Today, peanut butter manufacturers have a problem: salmonella contaminated a huge batch, and hundreds of people have gotten really sick, six have even died. The tainted peanut butter was packaged for industry, not retail, and distributed around the country. Since it was sold to industry to be added to other products, the outbreak was stalled while the product was processed into everything from crackers to dog treats. The FDA and food industry can’t identify everywhere it went, so it could be virtually anywhere. That effectively makes everyone responsible and every candy bar and plate of Pad Thai a potential outbreak. The FDA appears to have tracked the salmonella to its source, but containing the problem is slow-going and far-reaching. The real question is why wasn’t this problem caught by the manufacturers or even via one of the distribution chains? Are food safety precautions not stringent enough or too slow, or was somebody trying to avoid consequences for something they hoped wouldn’t become serious.
I went through a product recall once in a past job many years ago. It was a small-batch production, but enough products had the same problem that a recall was issued. At the time, I was preoccupied with other projects, and my responsibility to adequately supervise assembly was sacrificed. The hardest part was accepting and admitting the mistake both with my colleagues and with my customers. Luckily, this was a low-quantity product, the problem was caught early, we had a personal relationship with every customer, and the potential consequences were minimal (aside from the damage to my ego). Our actions seemed straightforward, but customers appeared to really appreciate our proactive approach to retrieving the items, inspecting and fixing them, and returning them quickly. It certainly wasn’t the easiest thing to initiate, but it was the right thing to do and our customers were happy we did it. As a result of this experience, I still strive to remember that the delicate balance of properly supervising someone – somewhere between micro-managing and saying hello at the annual review – should be based on the needs of the employee, not my availability.

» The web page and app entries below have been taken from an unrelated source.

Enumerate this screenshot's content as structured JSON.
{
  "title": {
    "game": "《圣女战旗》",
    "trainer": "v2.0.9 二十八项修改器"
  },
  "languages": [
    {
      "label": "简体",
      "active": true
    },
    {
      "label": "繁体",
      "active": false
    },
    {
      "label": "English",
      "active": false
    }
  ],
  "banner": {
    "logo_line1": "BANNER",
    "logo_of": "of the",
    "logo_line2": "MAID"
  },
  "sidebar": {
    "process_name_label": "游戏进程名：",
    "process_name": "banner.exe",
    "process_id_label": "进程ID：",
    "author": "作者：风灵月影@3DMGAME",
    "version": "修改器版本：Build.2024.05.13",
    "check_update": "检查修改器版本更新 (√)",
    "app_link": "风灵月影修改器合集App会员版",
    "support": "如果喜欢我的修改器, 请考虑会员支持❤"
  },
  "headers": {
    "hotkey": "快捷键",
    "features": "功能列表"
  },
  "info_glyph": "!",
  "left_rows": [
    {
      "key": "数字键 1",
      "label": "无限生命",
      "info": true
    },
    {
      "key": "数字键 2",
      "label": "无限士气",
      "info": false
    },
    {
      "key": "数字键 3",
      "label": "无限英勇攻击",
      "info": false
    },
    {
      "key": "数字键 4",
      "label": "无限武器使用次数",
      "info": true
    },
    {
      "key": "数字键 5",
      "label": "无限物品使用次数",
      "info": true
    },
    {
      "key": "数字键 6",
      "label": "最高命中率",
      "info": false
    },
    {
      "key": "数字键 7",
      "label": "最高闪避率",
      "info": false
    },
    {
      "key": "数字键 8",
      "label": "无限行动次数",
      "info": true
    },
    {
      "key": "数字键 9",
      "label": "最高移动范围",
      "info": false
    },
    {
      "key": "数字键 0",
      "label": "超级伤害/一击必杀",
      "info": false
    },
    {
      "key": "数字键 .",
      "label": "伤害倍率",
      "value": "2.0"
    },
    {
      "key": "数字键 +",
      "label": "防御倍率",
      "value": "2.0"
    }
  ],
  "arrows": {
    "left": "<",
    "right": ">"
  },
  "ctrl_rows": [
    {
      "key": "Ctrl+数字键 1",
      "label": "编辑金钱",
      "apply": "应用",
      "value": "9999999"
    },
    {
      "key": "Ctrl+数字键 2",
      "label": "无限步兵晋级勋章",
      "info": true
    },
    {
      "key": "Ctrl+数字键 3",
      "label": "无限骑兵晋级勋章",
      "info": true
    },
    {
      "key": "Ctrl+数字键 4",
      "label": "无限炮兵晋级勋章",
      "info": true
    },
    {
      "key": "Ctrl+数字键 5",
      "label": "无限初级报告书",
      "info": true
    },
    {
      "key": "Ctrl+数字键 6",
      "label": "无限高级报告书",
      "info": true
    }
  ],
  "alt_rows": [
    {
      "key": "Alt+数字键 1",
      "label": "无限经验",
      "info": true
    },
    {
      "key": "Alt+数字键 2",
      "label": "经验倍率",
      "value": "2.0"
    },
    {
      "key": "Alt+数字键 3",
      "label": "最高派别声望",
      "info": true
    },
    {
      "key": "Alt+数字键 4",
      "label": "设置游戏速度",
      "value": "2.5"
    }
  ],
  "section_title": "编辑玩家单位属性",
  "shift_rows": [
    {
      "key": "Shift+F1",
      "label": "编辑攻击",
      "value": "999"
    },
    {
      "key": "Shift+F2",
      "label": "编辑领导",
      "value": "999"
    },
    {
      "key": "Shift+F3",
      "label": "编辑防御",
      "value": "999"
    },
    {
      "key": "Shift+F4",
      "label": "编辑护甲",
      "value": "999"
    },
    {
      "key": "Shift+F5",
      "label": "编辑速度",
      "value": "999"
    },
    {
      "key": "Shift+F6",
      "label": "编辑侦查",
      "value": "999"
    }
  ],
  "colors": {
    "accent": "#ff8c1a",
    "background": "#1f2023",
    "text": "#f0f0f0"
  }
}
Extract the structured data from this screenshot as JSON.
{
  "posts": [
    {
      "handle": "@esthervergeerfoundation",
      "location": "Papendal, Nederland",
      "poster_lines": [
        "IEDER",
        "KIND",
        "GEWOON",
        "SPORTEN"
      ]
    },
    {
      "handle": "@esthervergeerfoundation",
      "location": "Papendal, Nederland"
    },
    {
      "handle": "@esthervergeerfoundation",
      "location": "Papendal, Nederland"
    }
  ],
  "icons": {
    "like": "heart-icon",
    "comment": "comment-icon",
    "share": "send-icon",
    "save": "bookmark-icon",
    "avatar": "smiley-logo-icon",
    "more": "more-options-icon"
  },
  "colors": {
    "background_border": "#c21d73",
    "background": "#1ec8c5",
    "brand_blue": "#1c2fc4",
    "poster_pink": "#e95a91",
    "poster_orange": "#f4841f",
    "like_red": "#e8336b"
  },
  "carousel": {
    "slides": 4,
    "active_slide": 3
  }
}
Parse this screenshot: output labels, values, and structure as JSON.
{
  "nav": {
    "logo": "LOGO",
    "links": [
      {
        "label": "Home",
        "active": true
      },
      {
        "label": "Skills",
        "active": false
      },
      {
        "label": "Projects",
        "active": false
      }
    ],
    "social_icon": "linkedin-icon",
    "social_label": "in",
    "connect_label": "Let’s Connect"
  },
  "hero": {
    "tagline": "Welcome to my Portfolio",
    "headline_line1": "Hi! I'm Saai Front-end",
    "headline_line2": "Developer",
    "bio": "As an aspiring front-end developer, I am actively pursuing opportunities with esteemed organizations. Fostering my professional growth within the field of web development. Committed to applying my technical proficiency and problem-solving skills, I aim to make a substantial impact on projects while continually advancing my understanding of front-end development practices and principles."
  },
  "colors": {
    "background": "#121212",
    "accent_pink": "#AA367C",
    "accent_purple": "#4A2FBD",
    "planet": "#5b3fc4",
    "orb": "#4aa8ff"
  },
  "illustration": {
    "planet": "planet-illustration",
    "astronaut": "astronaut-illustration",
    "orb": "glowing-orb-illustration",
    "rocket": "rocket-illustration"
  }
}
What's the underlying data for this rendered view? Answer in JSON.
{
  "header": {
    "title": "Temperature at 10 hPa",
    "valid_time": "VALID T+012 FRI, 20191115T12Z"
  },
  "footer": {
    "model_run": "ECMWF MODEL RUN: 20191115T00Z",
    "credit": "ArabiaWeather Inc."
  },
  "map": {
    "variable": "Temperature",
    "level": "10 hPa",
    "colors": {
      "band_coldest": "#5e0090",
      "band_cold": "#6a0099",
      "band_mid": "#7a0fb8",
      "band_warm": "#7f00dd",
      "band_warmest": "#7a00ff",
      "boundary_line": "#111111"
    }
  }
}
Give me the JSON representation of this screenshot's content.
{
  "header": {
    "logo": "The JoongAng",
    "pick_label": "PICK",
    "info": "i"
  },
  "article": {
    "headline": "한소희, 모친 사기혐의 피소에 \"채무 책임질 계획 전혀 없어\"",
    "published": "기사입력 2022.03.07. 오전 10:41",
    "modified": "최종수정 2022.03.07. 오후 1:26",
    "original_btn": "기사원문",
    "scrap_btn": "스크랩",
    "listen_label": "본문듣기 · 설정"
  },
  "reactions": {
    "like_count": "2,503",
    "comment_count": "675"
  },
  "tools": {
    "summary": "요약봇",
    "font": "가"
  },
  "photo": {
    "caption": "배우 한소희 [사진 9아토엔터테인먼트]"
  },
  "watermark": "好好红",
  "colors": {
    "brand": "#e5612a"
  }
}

Kryptonite Locks once conducted an excellent example of what every customer hopes would happen when bad products make it onto the shelves. Kryptonite makes super strong locks for bikes and motorcycles. The locks are well known for their ability to stifle a thief. In 2004, after being the market leader for years, a video surfaced on YouTube showing a guy breaking into a tubular-cylinder lock in seconds with just the end of a $0.10 BIC pen. Not good for the lock business. Kryptonite initially offered a qualified recall for locks under 2 years old, but then they did the unthinkable – they issued a full and free recall of ANY of their locks using tubular cylinders and ran their manufacturing line around the clock to meet demand. “ANY lock” meant every over-used, 10-year-old, clunker well past its warranty. The Voluntary Lock Exchange Program ran for more than a year and freely replaced over 400,000 Kryptonite locks worldwide. They weren’t the only locks affected, but they were the only company to react so swiftly. It was a brilliant move that kept their reputation intact, although they might still be paying off the free locks and manufacturing overtime for years to come.
Bad things happen to the best companies. How long have you remembered the companies that got it right? How about those that got it wrong?
Photo credit: Enrico Corno